Sunday, May 25, 2014

Antisemitism or ignorance

I was disturbed very recently by the remarks of a Honduran priest, someone who is fairly politically radical.

In trying to explain the Good Samaritan story he made a few remarks about Jews that upset me. I am oversimplifying what he said, but I think this is the gist of what he said.

He suggested that in the time of Jesus some Jewish leaders used the laws of the Torah to enrich themselves. He then proceeded to note that Jews have really succeeded in business throughout history. But then he started to make a jump to talk about Jews in Honduras. I objected strongly and vocally.

I felt that he was making several jumps and generalizing about Jews. In the process, what he said could be used as a caricature of Jews. I fear that he is naïve about Judaism and Jews, as are all too many people – even educated people – who have never met a Jewish person and rely on broad generalizations. This is also complicated by the history of anti-Judaism in Christianity and the misuse of the reference to the Judeans in the Gospels.

Of course, his response was that he was opposed to what Hitler did and was only talking about what happened in the time of Jesus. But that’s not what I heard. He responded that maybe I didn’t understand what he was saying.

I responded by saying that we must be very careful about how we speak, avoiding generalizations that can lead to racism. I didn’t use the word “anti-semitism” for a number of reasons, including that he might not understand what I meant by that.

He later talked about the “Arabs” in Honduras. I interjected that the so-called Arabs or Turks (turcos) are mostly from Lebanon and Palestine. They came here and to other parts of Latin American largely to escape the Turkish Empire.

A little later he began to speak about the Israel-Palestine conflict, speaking of it in terms of the children of Sarah and the children of Haggar. I objected again and reminded him that there are Christian Palestinians.

There were other remarks he made, including one wondering whether Facussé was a Jew. Facussé is the son of Catholic Palestinian immigrants.

All this leads me to believe that, in large part, he was acting in ignorance, talking off the cuff, not really careful in his facts.  All too common here.

How sad.

--- A few years ago I wrote a blog entry about anti-semitism in Honduras which can be found here.

1 comment:

Charles said...

Thanks for speaking out.

Antisemitism is alive and well in Latin America.

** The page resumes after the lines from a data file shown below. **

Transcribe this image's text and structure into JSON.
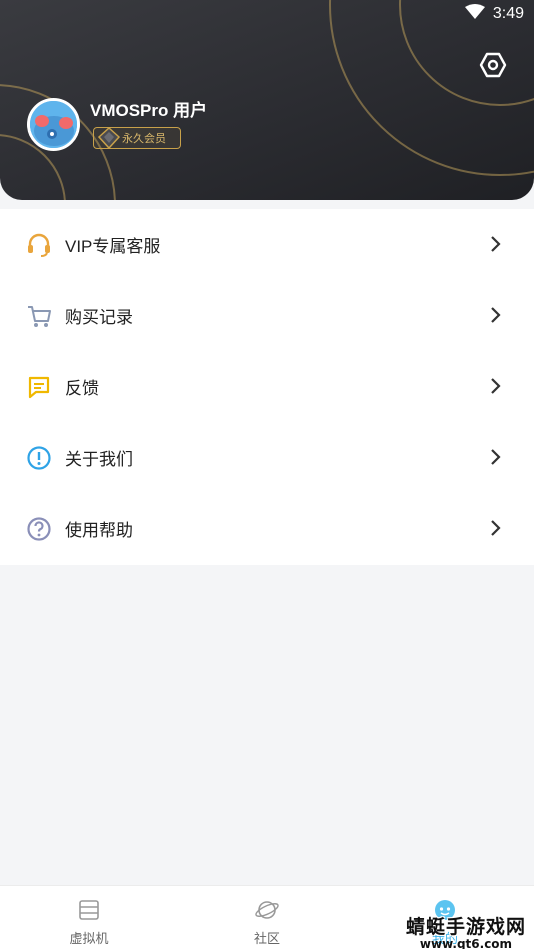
{
  "status_bar": {
    "time": "3:49"
  },
  "profile": {
    "username": "VMOSPro 用户",
    "membership_badge": "永久会员"
  },
  "menu": {
    "items": [
      {
        "label": "VIP专属客服",
        "icon": "headset-icon",
        "color": "#e9a53c"
      },
      {
        "label": "购买记录",
        "icon": "cart-icon",
        "color": "#8a98b3"
      },
      {
        "label": "反馈",
        "icon": "message-icon",
        "color": "#f0b800"
      },
      {
        "label": "关于我们",
        "icon": "info-icon",
        "color": "#2fa3e6"
      },
      {
        "label": "使用帮助",
        "icon": "help-icon",
        "color": "#8a8fb8"
      }
    ]
  },
  "bottom_nav": {
    "items": [
      {
        "label": "虚拟机",
        "icon": "vm-icon"
      },
      {
        "label": "社区",
        "icon": "planet-icon"
      },
      {
        "label": "我的",
        "icon": "profile-face-icon",
        "active": true
      }
    ]
  },
  "watermark": {
    "main": "蜻蜓手游戏网",
    "sub": "www.qt6.com"
  },
  "colors": {
    "header_dark": "#2b2c31",
    "gold": "#c8a14a",
    "accent": "#3ab0e8"
  }
}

The Church bears some responsibility, since they were teaching that Jews are Christkillers until about 50 years ago. But, as you say, it's mostly rooted in ignorance.

It's wonderful that you are there to speak out.